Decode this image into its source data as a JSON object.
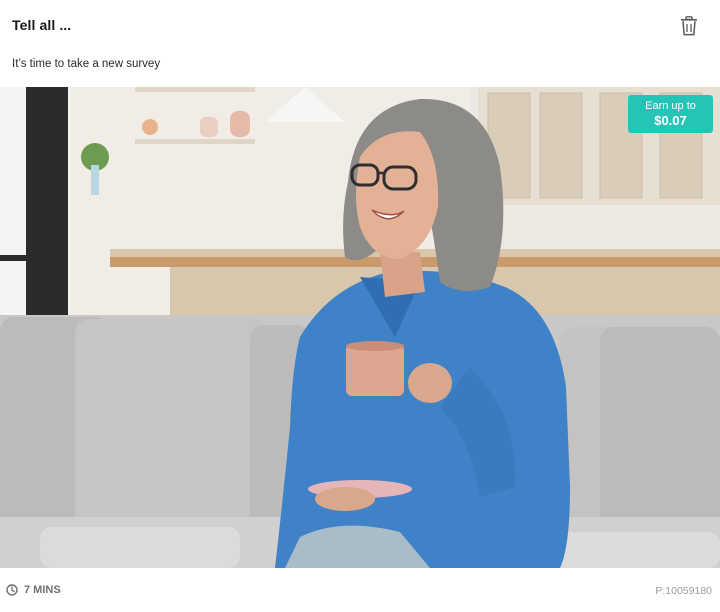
{
  "header": {
    "title": "Tell all ...",
    "subtitle": "It’s time to take a new survey",
    "delete_icon": "trash-icon"
  },
  "reward": {
    "label": "Earn up to",
    "value": "$0.07",
    "color": "#26c3b7"
  },
  "hero_image": {
    "subject": "woman-with-coffee-cup-on-sofa"
  },
  "footer": {
    "duration_icon": "clock-icon",
    "duration": "7 MINS",
    "project_id": "P:10059180"
  }
}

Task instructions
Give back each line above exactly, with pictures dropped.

Task output
Decode this image into its source data as a JSON object.
{
  "header": {
    "title": "Tell all ...",
    "subtitle": "It’s time to take a new survey",
    "delete_icon": "trash-icon"
  },
  "reward": {
    "label": "Earn up to",
    "value": "$0.07",
    "color": "#26c3b7"
  },
  "hero_image": {
    "subject": "woman-with-coffee-cup-on-sofa"
  },
  "footer": {
    "duration_icon": "clock-icon",
    "duration": "7 MINS",
    "project_id": "P:10059180"
  }
}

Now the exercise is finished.